▸ What you have to do
Copy each line of the records that contains the word "move".

-------- Provided entries

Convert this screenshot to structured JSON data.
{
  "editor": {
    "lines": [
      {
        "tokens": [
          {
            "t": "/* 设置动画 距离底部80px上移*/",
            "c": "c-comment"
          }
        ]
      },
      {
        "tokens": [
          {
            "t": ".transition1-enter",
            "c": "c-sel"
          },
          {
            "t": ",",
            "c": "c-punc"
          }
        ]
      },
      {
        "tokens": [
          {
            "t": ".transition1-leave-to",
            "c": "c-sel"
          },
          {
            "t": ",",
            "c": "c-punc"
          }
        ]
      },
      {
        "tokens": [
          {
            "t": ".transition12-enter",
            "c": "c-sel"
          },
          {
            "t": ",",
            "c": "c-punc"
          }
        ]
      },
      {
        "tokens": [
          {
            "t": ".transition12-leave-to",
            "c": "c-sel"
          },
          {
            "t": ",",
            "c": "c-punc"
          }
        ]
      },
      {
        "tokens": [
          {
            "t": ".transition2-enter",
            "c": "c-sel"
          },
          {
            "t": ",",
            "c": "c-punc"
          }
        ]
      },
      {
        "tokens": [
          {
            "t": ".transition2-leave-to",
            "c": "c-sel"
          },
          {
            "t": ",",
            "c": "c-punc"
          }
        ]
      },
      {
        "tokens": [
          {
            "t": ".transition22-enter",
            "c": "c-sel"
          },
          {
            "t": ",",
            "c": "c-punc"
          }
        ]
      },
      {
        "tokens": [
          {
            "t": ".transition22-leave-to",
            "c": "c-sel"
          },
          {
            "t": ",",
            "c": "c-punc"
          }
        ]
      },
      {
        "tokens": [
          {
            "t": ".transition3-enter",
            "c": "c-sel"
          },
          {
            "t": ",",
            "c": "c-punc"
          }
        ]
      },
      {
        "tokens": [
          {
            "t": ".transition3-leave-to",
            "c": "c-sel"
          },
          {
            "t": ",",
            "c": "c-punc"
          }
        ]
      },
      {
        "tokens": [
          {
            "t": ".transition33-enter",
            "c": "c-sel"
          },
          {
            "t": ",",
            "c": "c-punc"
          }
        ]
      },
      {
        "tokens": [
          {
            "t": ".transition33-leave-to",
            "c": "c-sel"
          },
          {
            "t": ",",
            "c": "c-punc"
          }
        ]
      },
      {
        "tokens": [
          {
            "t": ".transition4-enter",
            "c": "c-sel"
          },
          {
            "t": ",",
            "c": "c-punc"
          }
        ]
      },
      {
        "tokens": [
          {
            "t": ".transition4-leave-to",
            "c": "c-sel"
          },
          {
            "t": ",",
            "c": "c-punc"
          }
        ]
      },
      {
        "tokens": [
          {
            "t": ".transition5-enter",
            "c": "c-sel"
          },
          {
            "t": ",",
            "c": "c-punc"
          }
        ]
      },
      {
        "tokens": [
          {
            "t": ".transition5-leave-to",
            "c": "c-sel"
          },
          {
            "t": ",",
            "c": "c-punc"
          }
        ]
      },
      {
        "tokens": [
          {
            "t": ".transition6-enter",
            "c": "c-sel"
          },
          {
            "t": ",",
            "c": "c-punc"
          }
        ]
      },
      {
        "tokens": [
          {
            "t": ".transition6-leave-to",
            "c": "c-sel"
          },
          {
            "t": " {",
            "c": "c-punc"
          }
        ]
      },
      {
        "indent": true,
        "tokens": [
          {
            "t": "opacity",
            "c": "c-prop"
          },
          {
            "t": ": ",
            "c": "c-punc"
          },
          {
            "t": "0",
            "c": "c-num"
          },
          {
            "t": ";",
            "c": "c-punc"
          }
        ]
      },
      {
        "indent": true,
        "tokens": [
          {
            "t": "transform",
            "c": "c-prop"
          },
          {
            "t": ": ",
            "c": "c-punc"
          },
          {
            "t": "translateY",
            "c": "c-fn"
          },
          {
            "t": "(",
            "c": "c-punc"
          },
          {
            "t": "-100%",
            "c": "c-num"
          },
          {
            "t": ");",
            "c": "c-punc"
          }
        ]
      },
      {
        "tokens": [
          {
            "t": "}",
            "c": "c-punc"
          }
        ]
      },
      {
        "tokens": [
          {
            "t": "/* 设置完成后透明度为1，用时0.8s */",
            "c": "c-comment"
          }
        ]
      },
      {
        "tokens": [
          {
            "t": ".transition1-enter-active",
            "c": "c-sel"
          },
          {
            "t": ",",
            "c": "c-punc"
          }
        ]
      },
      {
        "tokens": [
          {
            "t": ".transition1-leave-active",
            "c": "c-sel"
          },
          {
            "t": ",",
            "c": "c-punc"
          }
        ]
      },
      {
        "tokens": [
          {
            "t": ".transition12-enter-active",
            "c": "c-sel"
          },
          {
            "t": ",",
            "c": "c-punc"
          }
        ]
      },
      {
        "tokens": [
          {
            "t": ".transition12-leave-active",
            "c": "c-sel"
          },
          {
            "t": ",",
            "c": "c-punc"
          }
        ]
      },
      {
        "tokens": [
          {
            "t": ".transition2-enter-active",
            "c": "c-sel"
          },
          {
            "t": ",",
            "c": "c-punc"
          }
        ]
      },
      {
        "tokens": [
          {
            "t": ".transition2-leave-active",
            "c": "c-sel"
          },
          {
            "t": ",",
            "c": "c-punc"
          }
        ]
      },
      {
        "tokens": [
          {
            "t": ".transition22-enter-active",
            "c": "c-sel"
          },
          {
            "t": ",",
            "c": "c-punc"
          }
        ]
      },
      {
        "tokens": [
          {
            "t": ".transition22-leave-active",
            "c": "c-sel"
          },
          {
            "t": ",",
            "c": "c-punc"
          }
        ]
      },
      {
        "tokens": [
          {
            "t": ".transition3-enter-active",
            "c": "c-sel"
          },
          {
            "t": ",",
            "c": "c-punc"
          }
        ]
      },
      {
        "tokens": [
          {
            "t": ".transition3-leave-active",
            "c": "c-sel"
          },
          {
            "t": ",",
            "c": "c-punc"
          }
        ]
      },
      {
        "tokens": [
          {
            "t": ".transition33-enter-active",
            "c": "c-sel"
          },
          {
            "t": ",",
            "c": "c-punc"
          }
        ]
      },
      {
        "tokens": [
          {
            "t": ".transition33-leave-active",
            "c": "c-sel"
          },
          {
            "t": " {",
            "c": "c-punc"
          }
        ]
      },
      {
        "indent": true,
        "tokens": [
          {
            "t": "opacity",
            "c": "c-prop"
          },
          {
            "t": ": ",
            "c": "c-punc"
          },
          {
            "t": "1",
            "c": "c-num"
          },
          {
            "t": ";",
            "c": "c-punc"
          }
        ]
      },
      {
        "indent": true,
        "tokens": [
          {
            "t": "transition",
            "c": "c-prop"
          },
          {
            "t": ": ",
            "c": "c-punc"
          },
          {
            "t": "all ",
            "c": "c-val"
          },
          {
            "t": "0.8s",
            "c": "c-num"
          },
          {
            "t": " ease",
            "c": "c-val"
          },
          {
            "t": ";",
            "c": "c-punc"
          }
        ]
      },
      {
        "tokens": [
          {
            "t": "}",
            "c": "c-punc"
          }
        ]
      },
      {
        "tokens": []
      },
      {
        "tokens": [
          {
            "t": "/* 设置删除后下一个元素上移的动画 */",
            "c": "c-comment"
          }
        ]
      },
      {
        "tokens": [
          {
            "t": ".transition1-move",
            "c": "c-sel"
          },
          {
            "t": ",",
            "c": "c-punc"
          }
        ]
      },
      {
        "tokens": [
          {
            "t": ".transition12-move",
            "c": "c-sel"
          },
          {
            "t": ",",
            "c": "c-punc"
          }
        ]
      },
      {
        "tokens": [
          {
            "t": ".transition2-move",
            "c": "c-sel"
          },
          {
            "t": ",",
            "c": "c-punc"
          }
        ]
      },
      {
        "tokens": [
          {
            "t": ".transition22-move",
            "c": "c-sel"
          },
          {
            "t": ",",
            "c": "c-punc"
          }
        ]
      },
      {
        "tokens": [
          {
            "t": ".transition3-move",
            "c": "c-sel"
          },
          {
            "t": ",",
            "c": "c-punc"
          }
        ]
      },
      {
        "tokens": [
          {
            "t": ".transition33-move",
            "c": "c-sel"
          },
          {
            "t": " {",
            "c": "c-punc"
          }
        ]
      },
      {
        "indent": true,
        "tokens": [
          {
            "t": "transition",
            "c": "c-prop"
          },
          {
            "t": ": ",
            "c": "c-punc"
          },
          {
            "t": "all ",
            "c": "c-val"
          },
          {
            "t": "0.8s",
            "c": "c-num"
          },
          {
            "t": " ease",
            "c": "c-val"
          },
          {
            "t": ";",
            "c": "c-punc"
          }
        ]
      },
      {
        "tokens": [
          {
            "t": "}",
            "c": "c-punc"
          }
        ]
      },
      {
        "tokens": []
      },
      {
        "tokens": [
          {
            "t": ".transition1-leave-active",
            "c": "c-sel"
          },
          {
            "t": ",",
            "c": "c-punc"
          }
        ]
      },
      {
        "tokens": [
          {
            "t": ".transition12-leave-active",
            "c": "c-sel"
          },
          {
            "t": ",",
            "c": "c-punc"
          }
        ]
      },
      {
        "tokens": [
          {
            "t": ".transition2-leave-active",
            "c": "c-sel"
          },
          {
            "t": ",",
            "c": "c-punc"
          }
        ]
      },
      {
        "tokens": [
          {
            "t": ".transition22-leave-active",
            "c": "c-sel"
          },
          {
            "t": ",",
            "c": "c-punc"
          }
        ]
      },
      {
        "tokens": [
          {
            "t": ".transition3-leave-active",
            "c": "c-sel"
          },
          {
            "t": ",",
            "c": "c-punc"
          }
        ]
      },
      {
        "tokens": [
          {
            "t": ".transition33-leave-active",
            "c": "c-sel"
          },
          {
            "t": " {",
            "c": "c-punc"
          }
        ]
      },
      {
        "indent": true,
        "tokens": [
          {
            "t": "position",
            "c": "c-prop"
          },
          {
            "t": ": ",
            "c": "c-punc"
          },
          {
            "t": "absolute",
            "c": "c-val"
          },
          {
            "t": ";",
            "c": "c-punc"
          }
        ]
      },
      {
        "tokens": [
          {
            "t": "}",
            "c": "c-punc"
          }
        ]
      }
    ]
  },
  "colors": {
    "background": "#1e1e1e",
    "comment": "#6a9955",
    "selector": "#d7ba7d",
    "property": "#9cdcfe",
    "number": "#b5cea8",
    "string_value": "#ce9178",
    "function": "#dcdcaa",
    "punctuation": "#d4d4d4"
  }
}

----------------

▸ Worked solution
            "t": ".transition1-move",
            "t": ".transition12-move",
            "t": ".transition2-move",
            "t": ".transition22-move",
            "t": ".transition3-move",
            "t": ".transition33-move",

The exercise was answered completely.